No claim of responsibility for attack that reportedly targeted vehicles traveling from Iraq
Ten people have been killed by air strikes that hit a convoy of trucks carrying weapons into eastern Syria from Iraq, according to an activist group.
The strikes, which no country has claimed, killed 10 “truck drivers and their assistants, all of them non-Syrians” on Sunday evening, the Syrian Observatory for Human Rights said.
The UK-based group, which monitors the Syrian war, said they were “killed as a result of unidentified aircraft targeting a convoy of Iran-backed groups, last night”.
The strikes reportedly destroyed a convoy of six refrigerated trucks transporting Iranian weapons in the Albu Kamal border region.
Although no one has claimed the attack so far, Israel has carried out hundreds of air and missile strikes against Iran-backed and government forces in Syria, where the US military is also active.
Tehran has long been a major backer of Syrian President Bashar al-Assad and has supported his government through weaponry and with armed organisations from Iraq, Afghanistan and elsewhere.
Activist Omar Abu Layla, who heads the Deir Ezzor 24 media outlet, told AFP on that Sunday’s strikes had also hit the headquarters of an Iran-backed group.
“There was heavy damage in the area that was struck,” he said.
A pro-Syrian government radio station also reported Sunday that “unidentified war planes targeted, in a number of raids, six refrigerated trucks.”
The attack comes shortly after Israel reportedly carried out a drone attack against a defence facility in the Iranian city of Isfahan.
The Wall Street Journal reported on Sunday that the strike was the first to be carried out by Israel since Prime Minister Benjamin Netanyahu returned to power last month.
Israel has long said it is willing to strike Iranian targets if diplomacy fails to curb Tehran’s nuclear or missile programmes, but it has a policy of withholding comment on specific incidents.
Pentagon spokesperson Brigadier General Patrick Ryder said no US military forces were involved in strikes on Iran, but declined to comment further.
The Observatory said that two more convoys had entered Syria from Iraq this week, offloading their cargo to pro-Iran groups in the eastern town of al-Mayadeen.
Armed groups with links to Iran, including Lebanon’s Hezbollah, have a major presence around the Iraq-Syria border, and are heavily deployed in Syria’s Deir Ezzor.
The attacks in Syria and Iran come amid talks between Jerusalem and Washington on new ways to counter Tehran, including its deepening military cooperation with Russia.
Iran and the P5+1 group of countries – the US, UK, France, Russia, China and Germany – reached a deal in 2015 to put limitations on Tehran’s nuclear programme in return for a lifting of sanctions. In 2018, despite Tehran’s compliance with the deal, former US President Donald Trump exited the agreement, reapplying heavy sanctions against Iran.

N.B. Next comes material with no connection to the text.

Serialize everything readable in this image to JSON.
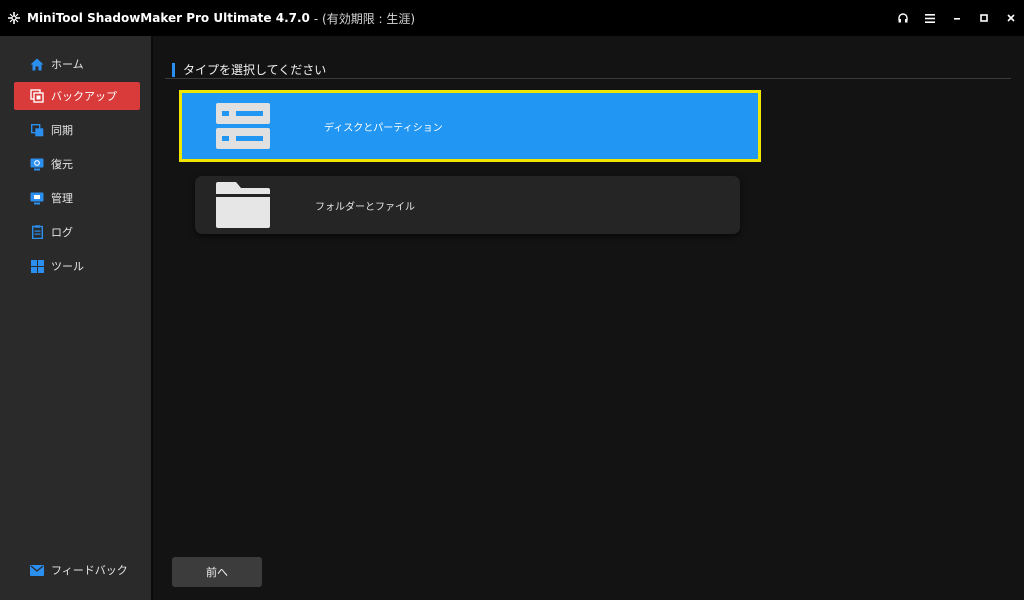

Israel, along with US Gulf Arab allies, opposed the 2015 deal, with Netanyahu publicly slamming it, straining the relationship with Washington.
Since taking office, President Joe Biden has sought to return the US to the agreement – officially called the Joint Comprehensive Plan of Action (JCPOA) – but the two sides have so far failed to revive the deal despite months of talks in Vienna.
One former Iranian diplomat told MEE last week that domestic and global events, not least Iran’s close ally Russia invading Ukraine, also appear to have conspired to undermine the chances of a return to the deal.
“Currently, the US is still willing to sign the deal, but we don’t have too much time,” he explained.
“Personally I don’t have any hope as an angry Europe and the US are seemingly waiting for a turning point in the Ukraine war to raise the pressure and… bring back all the dangerous UN security council resolutions against Iran.”